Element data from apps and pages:
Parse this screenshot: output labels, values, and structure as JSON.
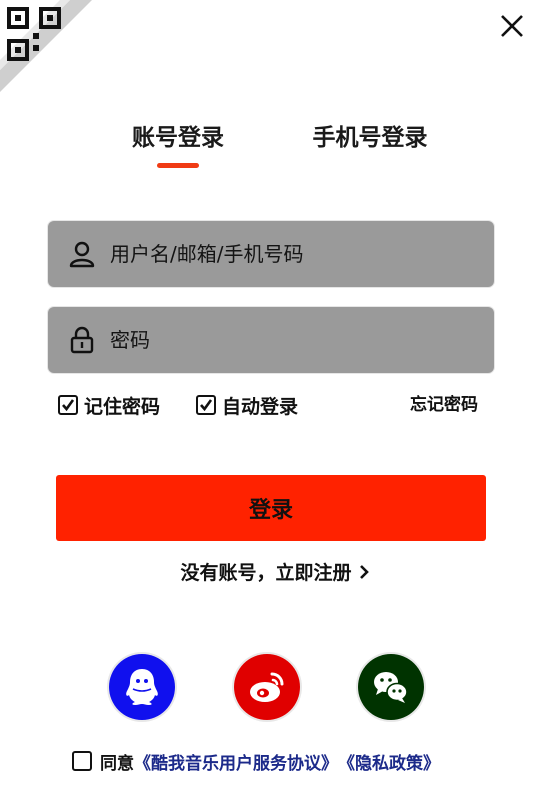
{
  "icons": {
    "qr": "qr-code-icon",
    "close": "close-icon",
    "user": "user-icon",
    "lock": "lock-icon",
    "check": "check-icon",
    "chevron": "chevron-right-icon",
    "qq": "qq-icon",
    "weibo": "weibo-icon",
    "wechat": "wechat-icon"
  },
  "tabs": {
    "account": "账号登录",
    "phone": "手机号登录",
    "active": "account"
  },
  "form": {
    "username_placeholder": "用户名/邮箱/手机号码",
    "password_placeholder": "密码",
    "remember_label": "记住密码",
    "remember_checked": true,
    "autologin_label": "自动登录",
    "autologin_checked": true,
    "forgot_label": "忘记密码",
    "login_label": "登录",
    "register_label": "没有账号，立即注册"
  },
  "agreement": {
    "prefix": "同意",
    "terms": "《酷我音乐用户服务协议》",
    "privacy": "《隐私政策》",
    "checked": false
  },
  "colors": {
    "accent": "#ff2200",
    "tab_underline": "#f03b14",
    "field_bg": "#9a9a9a",
    "qq": "#1010ee",
    "weibo": "#e00000",
    "wechat": "#003300",
    "link": "#1c2a8a"
  }
}
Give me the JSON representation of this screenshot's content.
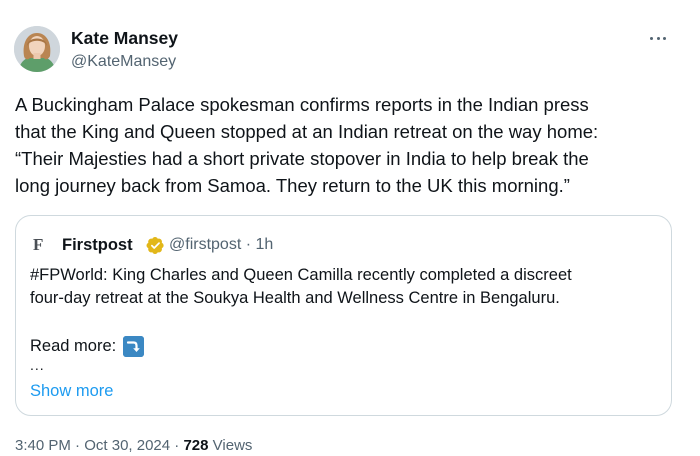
{
  "author": {
    "name": "Kate Mansey",
    "handle": "@KateMansey"
  },
  "more_menu_icon": "more-horizontal-icon",
  "tweet": {
    "lines": [
      "A Buckingham Palace spokesman confirms reports in the Indian press",
      "that the King and Queen stopped at an Indian retreat on the way home:",
      "“Their Majesties had a short private stopover in India to help break the",
      "long journey back from Samoa. They return to the UK this morning.”"
    ]
  },
  "quoted": {
    "logo_letter": "F",
    "name": "Firstpost",
    "badge": "verified-gold-icon",
    "handle": "@firstpost",
    "separator": "·",
    "time": "1h",
    "lines": [
      "#FPWorld: King Charles and Queen Camilla recently completed a discreet",
      "four-day retreat at the Soukya Health and Wellness Centre in Bengaluru."
    ],
    "read_more": "Read more:",
    "read_more_icon": "right-arrow-curving-down-emoji",
    "ellipsis": "...",
    "show_more": "Show more"
  },
  "footer": {
    "time": "3:40 PM",
    "separator": "·",
    "date": "Oct 30, 2024",
    "views_count": "728",
    "views_label": "Views"
  },
  "colors": {
    "text": "#0f1419",
    "secondary": "#536471",
    "link": "#1d9bf0",
    "border": "#cfd9de",
    "verified_gold": "#e2b719"
  }
}
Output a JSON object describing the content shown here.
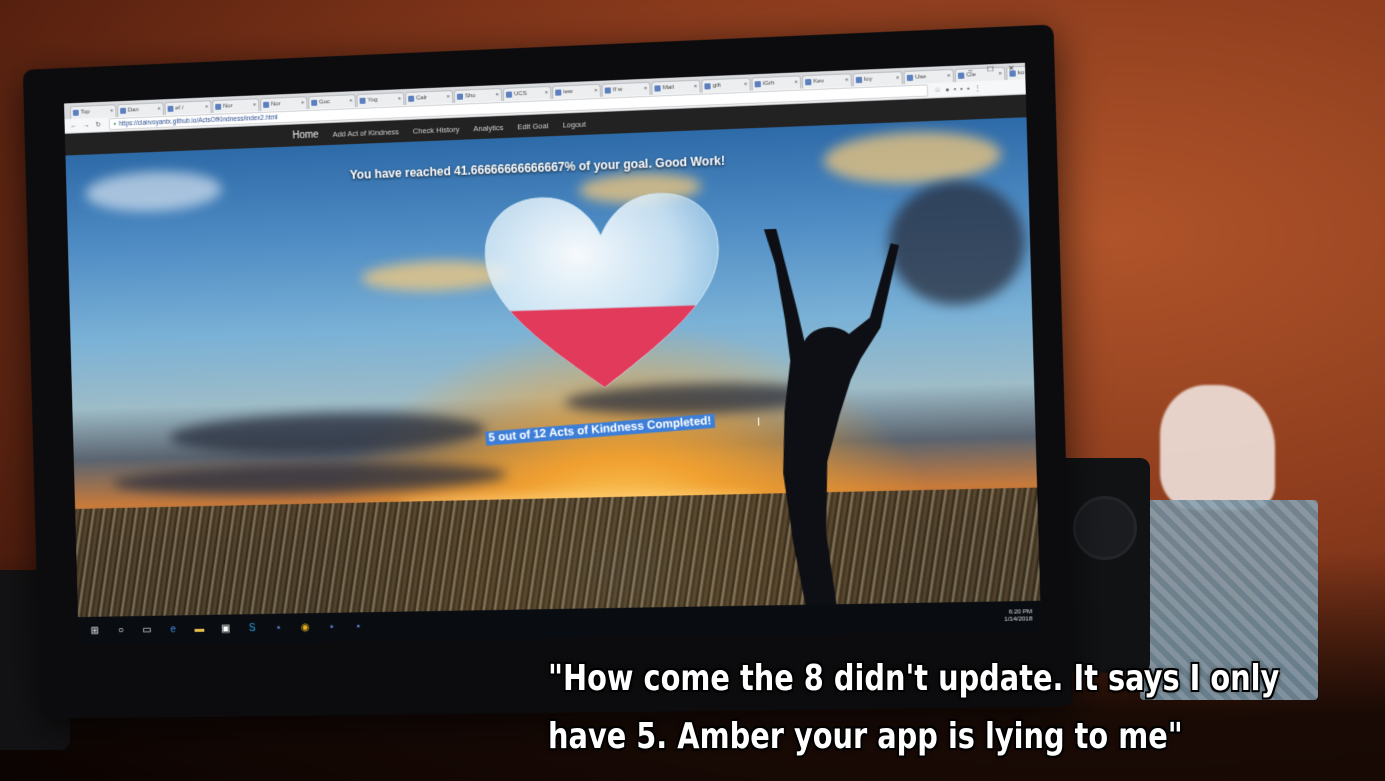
{
  "browser": {
    "tabs": [
      "Top",
      "Dan",
      "ef /",
      "Nor",
      "Nor",
      "Goc",
      "Yog",
      "Calr",
      "Sho",
      "UCS",
      "tew",
      "If w",
      "Mail",
      "gift",
      "iGrh",
      "Kev",
      "loy",
      "Use",
      "Cle",
      "ko"
    ],
    "url": "https://clairvoyantx.github.io/ActsOfKindness/index2.html",
    "window_controls": "– ☐ ✕"
  },
  "site": {
    "nav": [
      "Home",
      "Add Act of Kindness",
      "Check History",
      "Analytics",
      "Edit Goal",
      "Logout"
    ],
    "goal_text": "You have reached 41.66666666666667% of your goal. Good Work!",
    "completed_text": "5 out of 12 Acts of Kindness Completed!",
    "progress": {
      "completed": 5,
      "total": 12,
      "percent": 41.66666666666667
    },
    "heart_fill_color": "#e23a5a"
  },
  "taskbar": {
    "icons": [
      "windows-start-icon",
      "cortana-icon",
      "task-view-icon",
      "edge-icon",
      "file-explorer-icon",
      "store-icon",
      "skype-icon",
      "app-icon",
      "chrome-icon",
      "app-icon",
      "app-icon"
    ],
    "tray_time": "6:20 PM",
    "tray_date": "1/14/2018"
  },
  "caption": {
    "line1": "\"How come the 8 didn't update. It says I only",
    "line2": "have 5. Amber your app is lying to me\""
  }
}
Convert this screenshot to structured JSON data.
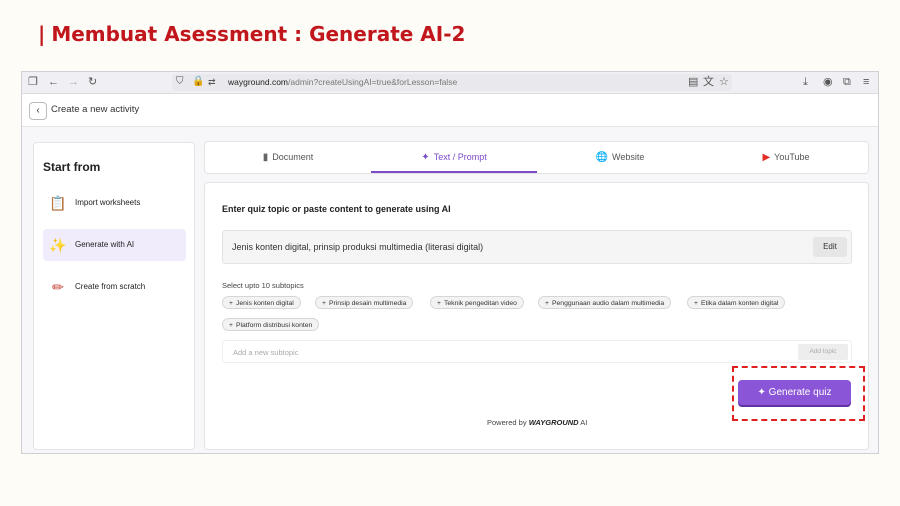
{
  "slide": {
    "title_bar": "|",
    "title": "Membuat Asessment : Generate AI-2"
  },
  "browser": {
    "url_host": "wayground.com",
    "url_path": "/admin?createUsingAI=true&forLesson=false"
  },
  "app": {
    "back_icon": "‹",
    "header_title": "Create a new activity"
  },
  "sidebar": {
    "heading": "Start from",
    "items": [
      {
        "label": "Import worksheets",
        "icon": "worksheet-icon"
      },
      {
        "label": "Generate with AI",
        "icon": "sparkle-icon",
        "active": true
      },
      {
        "label": "Create from scratch",
        "icon": "pencil-icon"
      }
    ]
  },
  "tabs": [
    {
      "label": "Document",
      "icon": "document-icon"
    },
    {
      "label": "Text / Prompt",
      "icon": "sparkle-icon",
      "active": true
    },
    {
      "label": "Website",
      "icon": "globe-icon"
    },
    {
      "label": "YouTube",
      "icon": "youtube-icon"
    }
  ],
  "main": {
    "heading": "Enter quiz topic or paste content to generate using AI",
    "topic_value": "Jenis konten digital, prinsip produksi multimedia (literasi digital)",
    "edit_label": "Edit",
    "subtopics_label": "Select upto 10 subtopics",
    "subtopics": [
      "Jenis konten digital",
      "Prinsip desain multimedia",
      "Teknik pengeditan video",
      "Penggunaan audio dalam multimedia",
      "Etika dalam konten digital",
      "Platform distribusi konten"
    ],
    "add_placeholder": "Add a new subtopic",
    "add_button": "Add topic",
    "generate_label": "Generate quiz",
    "powered_prefix": "Powered by",
    "powered_brand": "WAYGROUND",
    "powered_suffix": "AI"
  },
  "colors": {
    "accent": "#8a55d6",
    "title_red": "#c0161c",
    "highlight": "#e02020"
  }
}
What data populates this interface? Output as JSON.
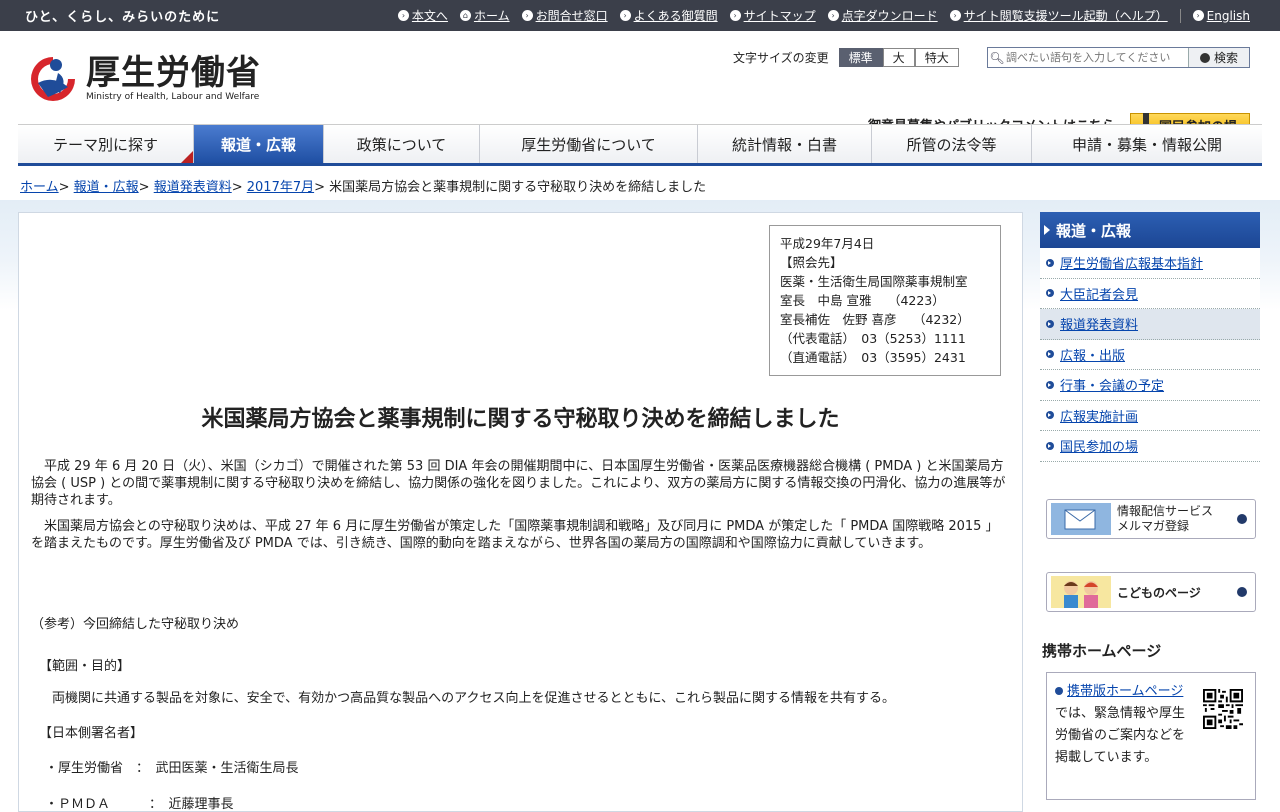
{
  "topbar": {
    "tagline": "ひと、くらし、みらいのために",
    "links": [
      {
        "label": "本文へ"
      },
      {
        "label": "ホーム"
      },
      {
        "label": "お問合せ窓口"
      },
      {
        "label": "よくある御質問"
      },
      {
        "label": "サイトマップ"
      },
      {
        "label": "点字ダウンロード"
      },
      {
        "label": "サイト閲覧支援ツール起動（ヘルプ）"
      }
    ],
    "english": "English"
  },
  "header": {
    "logo_title": "厚生労働省",
    "logo_en": "Ministry of Health, Labour and Welfare",
    "font_size_label": "文字サイズの変更",
    "font_sizes": [
      "標準",
      "大",
      "特大"
    ],
    "search_placeholder": "調べたい語句を入力してください",
    "search_button": "検索",
    "public_comment": "御意見募集やパブリックコメントはこちら",
    "participate": "国民参加の場"
  },
  "nav": [
    {
      "label": "テーマ別に探す"
    },
    {
      "label": "報道・広報"
    },
    {
      "label": "政策について"
    },
    {
      "label": "厚生労働省について"
    },
    {
      "label": "統計情報・白書"
    },
    {
      "label": "所管の法令等"
    },
    {
      "label": "申請・募集・情報公開"
    }
  ],
  "breadcrumb": {
    "items": [
      "ホーム",
      "報道・広報",
      "報道発表資料",
      "2017年7月"
    ],
    "current": "米国薬局方協会と薬事規制に関する守秘取り決めを締結しました"
  },
  "contact": {
    "text": "平成29年7月4日\n【照会先】\n医薬・生活衛生局国際薬事規制室\n室長　中島 宣雅　 （4223）\n室長補佐　佐野 喜彦　 （4232）\n（代表電話）　03（5253）1111\n（直通電話）　03（3595）2431"
  },
  "article": {
    "title": "米国薬局方協会と薬事規制に関する守秘取り決めを締結しました",
    "para1": "　平成 29 年 6 月 20 日（火）、米国（シカゴ）で開催された第 53 回 DIA 年会の開催期間中に、日本国厚生労働省・医薬品医療機器総合機構 ( PMDA ) と米国薬局方協会 ( USP ) との間で薬事規制に関する守秘取り決めを締結し、協力関係の強化を図りました。これにより、双方の薬局方に関する情報交換の円滑化、協力の進展等が期待されます。",
    "para2": "　米国薬局方協会との守秘取り決めは、平成 27 年 6 月に厚生労働省が策定した「国際薬事規制調和戦略」及び同月に PMDA が策定した「 PMDA 国際戦略 2015 」を踏まえたものです。厚生労働省及び PMDA では、引き続き、国際的動向を踏まえながら、世界各国の薬局方の国際調和や国際協力に貢献していきます。",
    "ref": "（参考）今回締結した守秘取り決め",
    "scope_head": "【範囲・目的】",
    "scope": "　両機関に共通する製品を対象に、安全で、有効かつ高品質な製品へのアクセス向上を促進させるとともに、これら製品に関する情報を共有する。",
    "signers_head": "【日本側署名者】",
    "signer1": "・厚生労働省　：　武田医薬・生活衛生局長",
    "signer2": "・ＰＭＤＡ　　　：　近藤理事長"
  },
  "sidebar": {
    "head": "報道・広報",
    "items": [
      {
        "label": "厚生労働省広報基本指針"
      },
      {
        "label": "大臣記者会見"
      },
      {
        "label": "報道発表資料"
      },
      {
        "label": "広報・出版"
      },
      {
        "label": "行事・会議の予定"
      },
      {
        "label": "広報実施計画"
      },
      {
        "label": "国民参加の場"
      }
    ],
    "banner1": "情報配信サービス\nメルマガ登録",
    "banner2": "こどものページ",
    "mobile_title": "携帯ホームページ",
    "mobile_link": "携帯版ホームページ",
    "mobile_text": "では、緊急情報や厚生労働省のご案内などを掲載しています。"
  }
}
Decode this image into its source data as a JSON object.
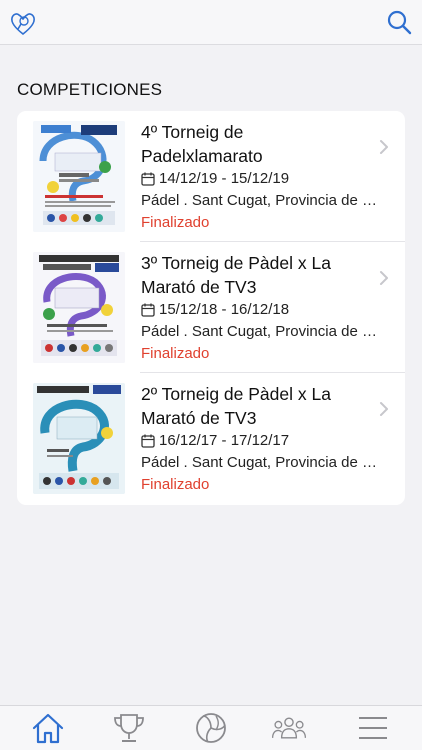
{
  "header": {
    "logo_icon": "heart-paddle-logo-icon",
    "search_icon": "search-icon"
  },
  "section": {
    "title": "COMPETICIONES"
  },
  "competitions": [
    {
      "title_line1": "4º Torneig de",
      "title_line2": "Padelxlamarato",
      "dates": "14/12/19 - 15/12/19",
      "location": "Pádel . Sant Cugat, Provincia de Barcelona",
      "status": "Finalizado"
    },
    {
      "title_line1": "3º Torneig de Pàdel x La",
      "title_line2": "Marató de TV3",
      "dates": "15/12/18 - 16/12/18",
      "location": "Pádel . Sant Cugat, Provincia de Barcelona",
      "status": "Finalizado"
    },
    {
      "title_line1": "2º Torneig de Pàdel x La",
      "title_line2": "Marató de TV3",
      "dates": "16/12/17 - 17/12/17",
      "location": "Pádel . Sant Cugat, Provincia de Barcelona",
      "status": "Finalizado"
    }
  ],
  "tabbar": {
    "items": [
      "home-icon",
      "trophy-icon",
      "volleyball-icon",
      "group-icon",
      "menu-icon"
    ],
    "active": "home-icon"
  },
  "colors": {
    "accent": "#2f6fd0",
    "status": "#e0412f",
    "background": "#f2f2f5"
  }
}
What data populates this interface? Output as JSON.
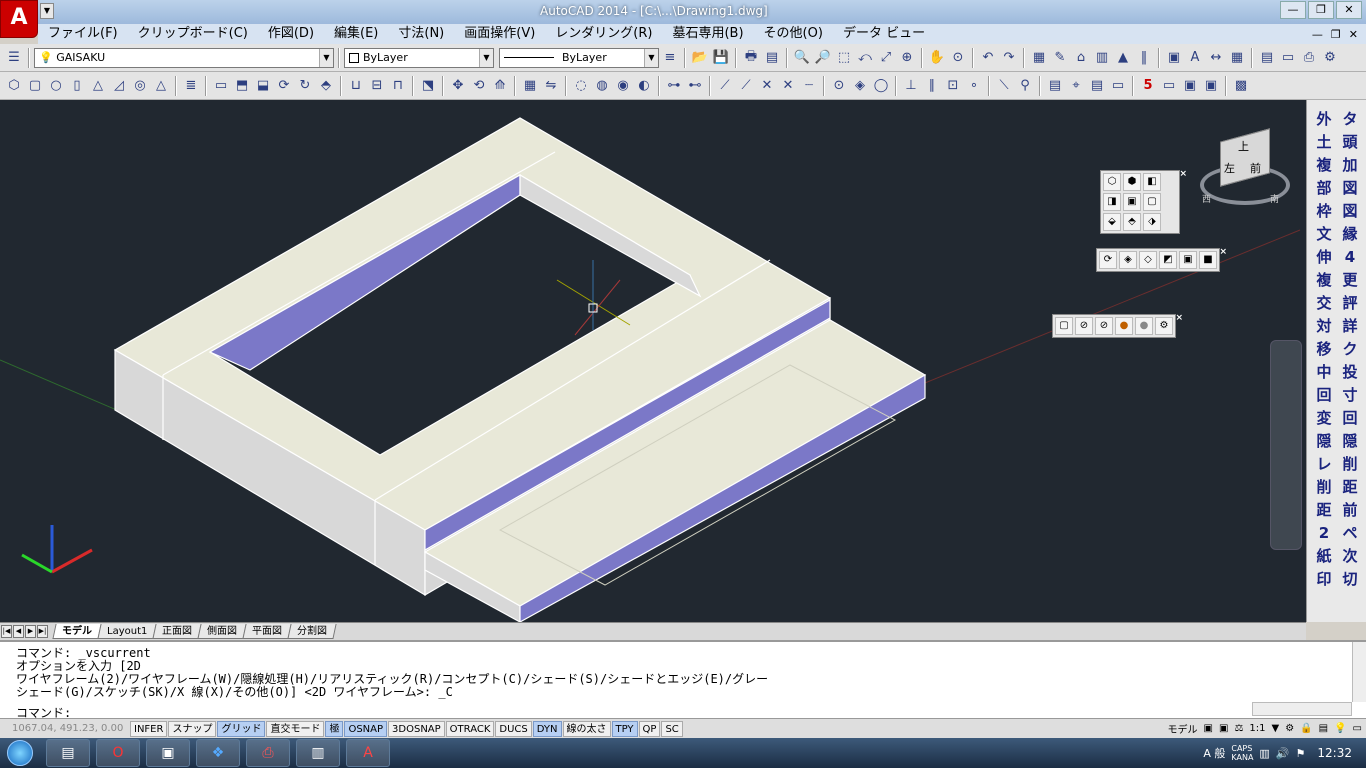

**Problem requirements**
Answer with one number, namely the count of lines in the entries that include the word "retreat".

**Response**
2